Copy out the records precisely, omitting pictures.

★ ★ ★ ★ ★ ★ ★

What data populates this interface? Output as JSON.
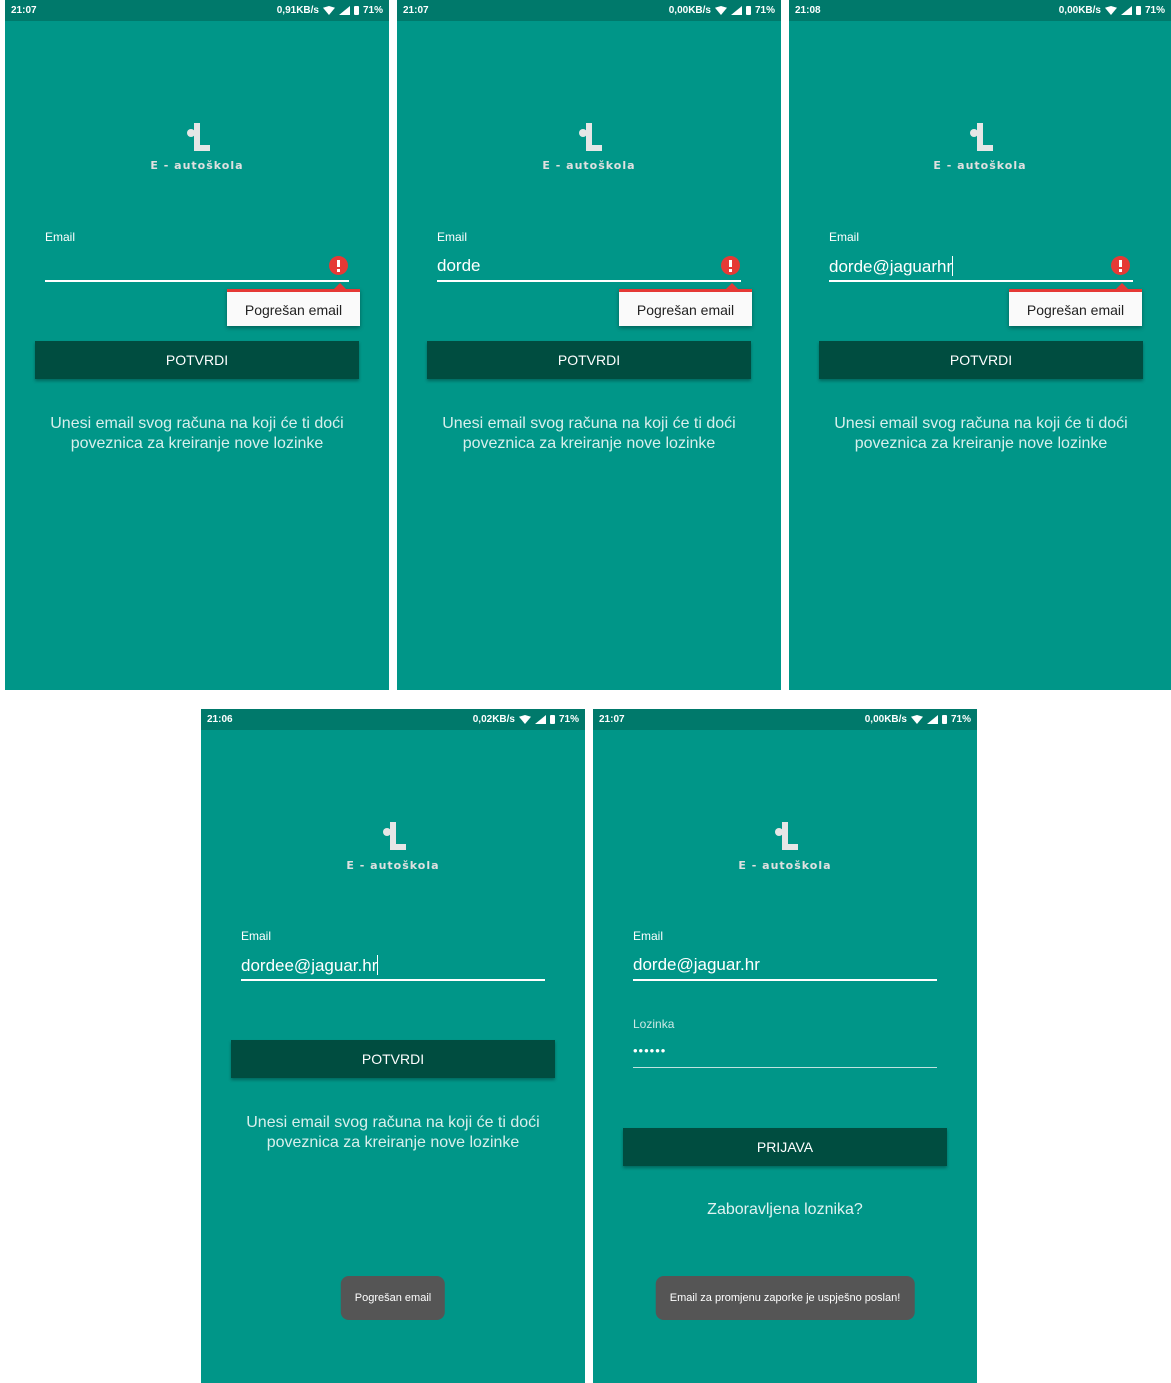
{
  "app": {
    "logo_text": "E - autoškola"
  },
  "colors": {
    "background": "#009688",
    "statusbar": "#00796B",
    "button": "#004D40",
    "error": "#E53935",
    "toast": "#555555"
  },
  "screens": [
    {
      "status": {
        "time": "21:07",
        "speed": "0,91KB/s",
        "battery": "71%"
      },
      "email": {
        "label": "Email",
        "value": ""
      },
      "error": "Pogrešan email",
      "button": "POTVRDI",
      "hint": "Unesi email svog računa na koji će ti doći poveznica za kreiranje nove lozinke"
    },
    {
      "status": {
        "time": "21:07",
        "speed": "0,00KB/s",
        "battery": "71%"
      },
      "email": {
        "label": "Email",
        "value": "dorde"
      },
      "error": "Pogrešan email",
      "button": "POTVRDI",
      "hint": "Unesi email svog računa na koji će ti doći poveznica za kreiranje nove lozinke"
    },
    {
      "status": {
        "time": "21:08",
        "speed": "0,00KB/s",
        "battery": "71%"
      },
      "email": {
        "label": "Email",
        "value": "dorde@jaguarhr"
      },
      "error": "Pogrešan email",
      "button": "POTVRDI",
      "hint": "Unesi email svog računa na koji će ti doći poveznica za kreiranje nove lozinke"
    },
    {
      "status": {
        "time": "21:06",
        "speed": "0,02KB/s",
        "battery": "71%"
      },
      "email": {
        "label": "Email",
        "value": "dordee@jaguar.hr"
      },
      "button": "POTVRDI",
      "hint": "Unesi email svog računa na koji će ti doći poveznica za kreiranje nove lozinke",
      "toast": "Pogrešan email"
    },
    {
      "status": {
        "time": "21:07",
        "speed": "0,00KB/s",
        "battery": "71%"
      },
      "email": {
        "label": "Email",
        "value": "dorde@jaguar.hr"
      },
      "password": {
        "label": "Lozinka",
        "value": "••••••"
      },
      "button": "PRIJAVA",
      "link": "Zaboravljena loznika?",
      "toast": "Email za promjenu zaporke je uspješno poslan!"
    }
  ]
}
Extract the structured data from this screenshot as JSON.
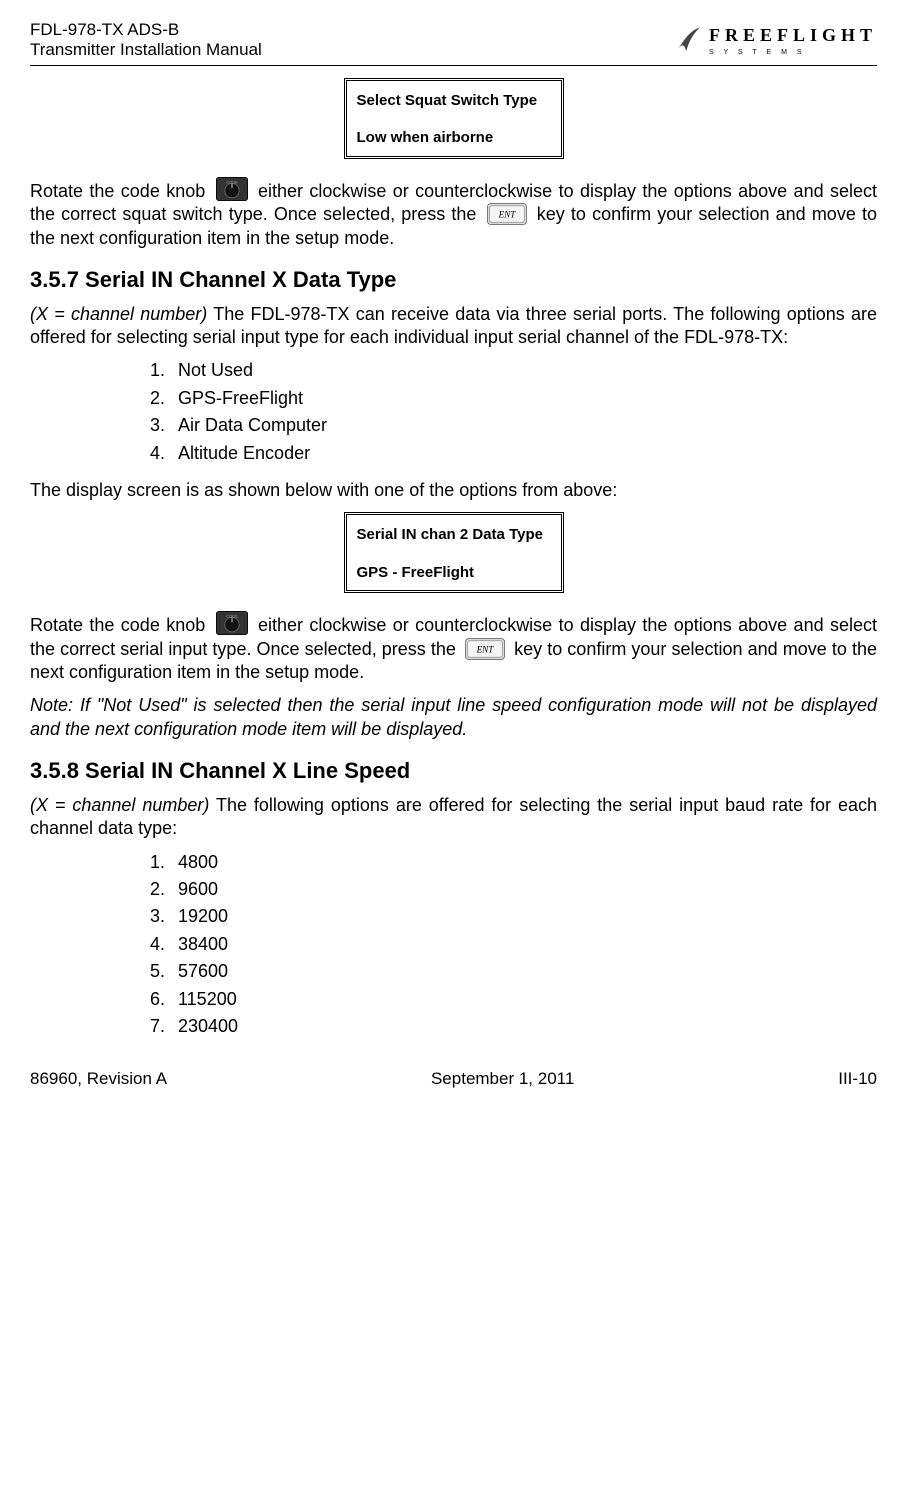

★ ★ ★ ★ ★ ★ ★

Reply to the task:
What data populates this interface? Output as JSON.
{
  "app": {
    "logo_text": "E - autoškola"
  },
  "colors": {
    "background": "#009688",
    "statusbar": "#00796B",
    "button": "#004D40",
    "error": "#E53935",
    "toast": "#555555"
  },
  "screens": [
    {
      "status": {
        "time": "21:07",
        "speed": "0,91KB/s",
        "battery": "71%"
      },
      "email": {
        "label": "Email",
        "value": ""
      },
      "error": "Pogrešan email",
      "button": "POTVRDI",
      "hint": "Unesi email svog računa na koji će ti doći poveznica za kreiranje nove lozinke"
    },
    {
      "status": {
        "time": "21:07",
        "speed": "0,00KB/s",
        "battery": "71%"
      },
      "email": {
        "label": "Email",
        "value": "dorde"
      },
      "error": "Pogrešan email",
      "button": "POTVRDI",
      "hint": "Unesi email svog računa na koji će ti doći poveznica za kreiranje nove lozinke"
    },
    {
      "status": {
        "time": "21:08",
        "speed": "0,00KB/s",
        "battery": "71%"
      },
      "email": {
        "label": "Email",
        "value": "dorde@jaguarhr"
      },
      "error": "Pogrešan email",
      "button": "POTVRDI",
      "hint": "Unesi email svog računa na koji će ti doći poveznica za kreiranje nove lozinke"
    },
    {
      "status": {
        "time": "21:06",
        "speed": "0,02KB/s",
        "battery": "71%"
      },
      "email": {
        "label": "Email",
        "value": "dordee@jaguar.hr"
      },
      "button": "POTVRDI",
      "hint": "Unesi email svog računa na koji će ti doći poveznica za kreiranje nove lozinke",
      "toast": "Pogrešan email"
    },
    {
      "status": {
        "time": "21:07",
        "speed": "0,00KB/s",
        "battery": "71%"
      },
      "email": {
        "label": "Email",
        "value": "dorde@jaguar.hr"
      },
      "password": {
        "label": "Lozinka",
        "value": "••••••"
      },
      "button": "PRIJAVA",
      "link": "Zaboravljena loznika?",
      "toast": "Email za promjenu zaporke je uspješno poslan!"
    }
  ]
}
Extract the structured data from this screenshot as JSON.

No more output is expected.